Mushrooms are a well known source of vitamin D but only if they are grown in daylight. Most supermarket mushrooms are grown in darkness to save product costs, increase profit and compete on price.
Our skin produces vitamin D in small amounts when exposed to sunlight but we spend a large percentage of our lives indoors and even when we do venture out we liberally cover our skin with copious amounts of high factor sunscreen.
This is a recipe for ill-health and most likely the reason why osteoporosis has risen from a largely unknown condition to a prevalent one and why 'fragility fractures' are increasingly affecting our aging population. There are more than 300,000 fragility fractures every year in the UK, including approximately 70,000 hip fractures. UK hip fracture rates are currently among the highest in the EU.
Women aged over 45 spend more days in hospital due to osteoporosis than diabetes, heart attack or breast cancer: the annual cost of hip fractures alone is £2 billion per year in the UK.
Hip fractures are the most common cause of accident-related deaths in older people – 18% die within four months of a hip fracture; 30% within a year. A postmenopausal woman has a 50% chance of sustaining an osteoporosis-related fracture in her lifetime. Once a fragility fracture has occurred, the risk of future fractures at least doubles.
Osteoporosis occurs due to insufficient levels of calcium in the bones; bones shrink and become more brittle. But a lack of calcium is generally not the reason for this, it's down to a lack of vitamin D that your body requires to take up and absorb that calcium.
In a more natural lifestyle, when people worked the land more and grew more of their own food, not only were they exposed to higher levels of sunlight, the food they ate also did.

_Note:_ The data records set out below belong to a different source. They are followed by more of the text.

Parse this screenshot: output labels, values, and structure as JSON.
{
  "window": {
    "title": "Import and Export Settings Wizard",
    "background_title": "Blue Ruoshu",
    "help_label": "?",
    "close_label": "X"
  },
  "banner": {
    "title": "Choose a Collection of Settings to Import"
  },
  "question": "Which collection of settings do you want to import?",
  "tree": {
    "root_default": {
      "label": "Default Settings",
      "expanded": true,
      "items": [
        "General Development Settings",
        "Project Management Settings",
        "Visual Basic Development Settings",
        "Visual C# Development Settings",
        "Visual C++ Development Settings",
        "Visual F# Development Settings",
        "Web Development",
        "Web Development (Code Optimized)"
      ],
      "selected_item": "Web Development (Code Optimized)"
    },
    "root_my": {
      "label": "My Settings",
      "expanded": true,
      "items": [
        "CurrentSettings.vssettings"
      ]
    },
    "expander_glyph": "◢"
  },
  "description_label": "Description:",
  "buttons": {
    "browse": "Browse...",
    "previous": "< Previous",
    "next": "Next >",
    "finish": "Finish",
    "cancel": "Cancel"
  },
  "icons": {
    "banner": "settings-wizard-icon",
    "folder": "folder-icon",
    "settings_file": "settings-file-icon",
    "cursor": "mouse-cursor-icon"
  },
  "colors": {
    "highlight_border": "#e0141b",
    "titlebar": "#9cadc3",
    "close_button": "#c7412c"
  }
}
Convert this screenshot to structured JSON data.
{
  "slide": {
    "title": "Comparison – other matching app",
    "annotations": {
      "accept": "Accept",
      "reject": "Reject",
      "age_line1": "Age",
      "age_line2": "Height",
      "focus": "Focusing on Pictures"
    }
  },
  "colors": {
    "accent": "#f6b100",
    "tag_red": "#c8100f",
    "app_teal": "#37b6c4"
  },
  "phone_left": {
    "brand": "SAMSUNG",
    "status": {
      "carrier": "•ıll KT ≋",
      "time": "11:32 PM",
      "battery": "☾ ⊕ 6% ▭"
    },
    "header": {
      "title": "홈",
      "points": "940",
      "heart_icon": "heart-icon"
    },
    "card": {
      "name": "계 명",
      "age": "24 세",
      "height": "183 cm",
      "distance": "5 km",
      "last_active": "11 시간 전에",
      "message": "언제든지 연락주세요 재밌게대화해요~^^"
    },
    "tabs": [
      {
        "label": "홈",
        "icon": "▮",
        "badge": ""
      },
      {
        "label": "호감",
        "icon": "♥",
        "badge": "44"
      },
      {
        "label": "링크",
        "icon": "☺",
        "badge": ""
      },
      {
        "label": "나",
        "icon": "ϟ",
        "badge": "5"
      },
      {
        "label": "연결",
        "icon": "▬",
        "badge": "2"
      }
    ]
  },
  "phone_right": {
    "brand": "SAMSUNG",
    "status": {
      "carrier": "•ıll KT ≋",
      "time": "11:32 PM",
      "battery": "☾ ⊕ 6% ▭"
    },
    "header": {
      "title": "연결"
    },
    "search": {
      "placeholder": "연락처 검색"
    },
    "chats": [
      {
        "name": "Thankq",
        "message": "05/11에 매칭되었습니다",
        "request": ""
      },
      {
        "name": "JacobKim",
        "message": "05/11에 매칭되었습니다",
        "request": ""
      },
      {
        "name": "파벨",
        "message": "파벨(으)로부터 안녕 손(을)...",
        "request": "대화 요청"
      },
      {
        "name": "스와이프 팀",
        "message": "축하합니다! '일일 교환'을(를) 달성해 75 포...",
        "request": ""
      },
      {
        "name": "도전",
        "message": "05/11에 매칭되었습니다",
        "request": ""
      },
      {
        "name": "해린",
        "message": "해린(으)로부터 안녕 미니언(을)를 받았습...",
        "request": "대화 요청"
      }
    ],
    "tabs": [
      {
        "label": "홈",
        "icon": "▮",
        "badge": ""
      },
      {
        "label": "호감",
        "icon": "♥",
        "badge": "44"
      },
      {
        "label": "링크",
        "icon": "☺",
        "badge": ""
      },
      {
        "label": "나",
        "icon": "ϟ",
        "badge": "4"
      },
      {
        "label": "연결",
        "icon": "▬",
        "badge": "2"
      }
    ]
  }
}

Pigs were traditionally kept outdoors and the long days they spent in the sun meant that by the time a pig was slaughtered, usually towards the end of the year, it had built up a large reserve of vitamin D in both it's meat and especially in its fat. Lard was the staple cooking fat in days gone by and recent studies have blown away many of the myths that lard is bad for you. The problem is that there are two types of lard (and pork products in general); the product that comes from outdoor reared pigs and the commercial stuff that passes as lard, sourced from factory raised pigs.
Naturally harvested mushrooms, i.e. those grown outdoors in the sun also produce decent amounts of vitamin D during the weeks they take to grow.
So in traditional times, before the industrial farming practices used today, we would boost our bodies with vitamin D at the end of the growing season and maintain those levels with the pork and lard we stored over the winter. Is it any wonder that 'back in the day' osteoporosis was pretty much unheard of?
In Cornwall, we are lucky in that there is a good supply of outdoor raised pork and lard but many would argue that it is too expensive. It is if you are comparing it to factory produced pork products, but at what cost? Surely it is far wiser to eat a little less and live a healthier life, than to consume more of the vitimin deficient cheap source and risk the pain and suffering of osteoporosis in your later years.
With mushrooms, the solution is a lot easier, leave your pack of mushrooms on a sunny window ledge for a day before eating them. Even though they are harvested they will still produce vitamin D. If you cook them in outdoor reared lard, even better.